Our MPs are present. I do not envy them the role they have in processing that Bill, which is a big cut-and-paste mechanism to transpose EU directives into UK domestic law. There are significant challenges with that. I think this is a major waste of time and effort. There is also an issue about how we will scrutinise this in Stormont. In the context of the current negotiations, we have suggested that Stormont establish a Brexit committee because there are going to be major issues in respect of Brexit. Those issues will have an impact on the Executive in the context of how it does its job the responsibilities it will have. There are indications that Stormont may get additional powers on the back of Brexit, particularly in respect of agriculture.
Ms Lorraine Higgins:
I thank Senator Daly for his question. The EU has been very steadfast in declaring that we cannot enter into a bilateral agreement with another country that is outside the Union.
It must be negotiated as part of the EU position. All we ask is that the EU follows precedent. Earlier the good example of East Germany and West Germany was given. The Munich agreement concerns Germany and the Czech Republic or Czechoslovakia as the country was known before it entered the Union. We need to ramp up activities. We need to get as much information from our MEPs and get them and our Commissioner to push for this measure on the floor of the European Parliament. They must find out what is tolerable within the EU. The information will strengthen our negotiating position as we will know what we can push for. We also need to liaise a bit more with Spain, which is playing hardball with Europe. We have many fora but we need an informed plan. We must ensure that we minimise the impact and maximise the opportunity for all industries in the island of Ireland.
I thank both witnesses for their attendance. I also thank them for the additional documents supplied. All of the information will prove helpful. Brexit is the main focus of the committee at the moment and we will publish a report on it shortly.

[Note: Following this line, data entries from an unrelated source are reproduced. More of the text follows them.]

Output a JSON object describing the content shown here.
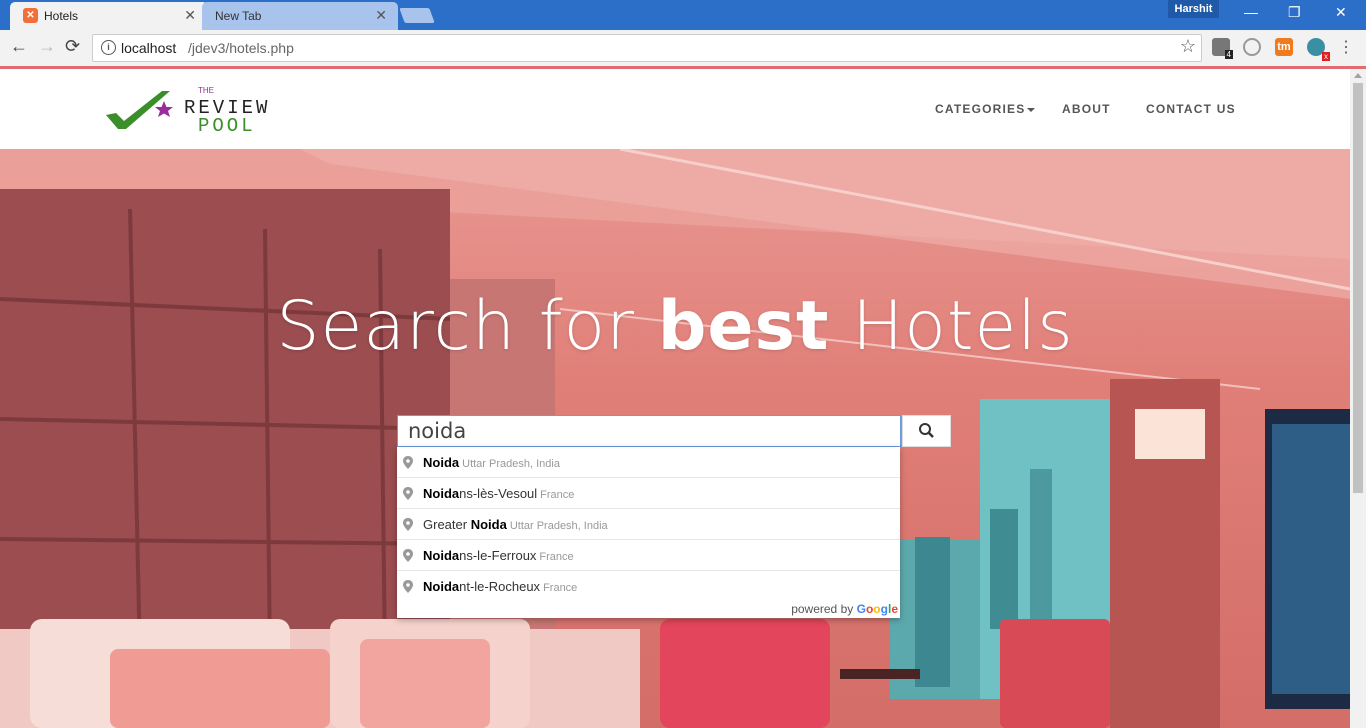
{
  "browser": {
    "tabs": [
      {
        "title": "Hotels",
        "active": true
      },
      {
        "title": "New Tab",
        "active": false
      }
    ],
    "profile_name": "Harshit",
    "url_host": "localhost",
    "url_path": "/jdev3/hotels.php",
    "close_glyph": "✕",
    "window_controls": {
      "minimize": "—",
      "restore": "❐",
      "close": "✕"
    },
    "extensions": [
      {
        "icon": "extension-badge-icon",
        "badge": "4"
      },
      {
        "icon": "vpn-extension-icon"
      },
      {
        "icon": "tm-extension-icon",
        "label": "tm"
      },
      {
        "icon": "chat-extension-icon"
      }
    ]
  },
  "site": {
    "logo": {
      "the": "THE",
      "review": "REVIEW",
      "pool": "POOL"
    },
    "nav": {
      "categories": "CATEGORIES",
      "about": "ABOUT",
      "contact": "CONTACT US"
    },
    "hero": {
      "title_pre": "Search for ",
      "title_bold": "best",
      "title_post": " Hotels"
    },
    "search": {
      "value": "noida",
      "button_icon": "search-icon"
    },
    "suggestions": [
      {
        "match": "Noida",
        "rest": "",
        "secondary": "Uttar Pradesh, India"
      },
      {
        "match": "Noida",
        "rest": "ns-lès-Vesoul",
        "secondary": "France"
      },
      {
        "prefix": "Greater ",
        "match": "Noida",
        "rest": "",
        "secondary": "Uttar Pradesh, India"
      },
      {
        "match": "Noida",
        "rest": "ns-le-Ferroux",
        "secondary": "France"
      },
      {
        "match": "Noida",
        "rest": "nt-le-Rocheux",
        "secondary": "France"
      }
    ],
    "powered_by": "powered by",
    "google": "Google"
  },
  "colors": {
    "chrome_blue": "#2b6fc9",
    "accent_red": "#e26b6f",
    "logo_green": "#3a8f2b",
    "logo_purple": "#9b2c9b"
  }
}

I wish to advise the committee that today is last day that Ms Moore-Durajczyk will act as our clerk because she has decided to return to the Department of Foreign Affairs and Trade. I wish to express our sincere thanks to Ms Moore-Durajczyk on behalf of myself and the committee. I am a new Deputy and the position of Chair is new to me. I sincerely thank her for being very helpful and patient with me. We will definitely miss her.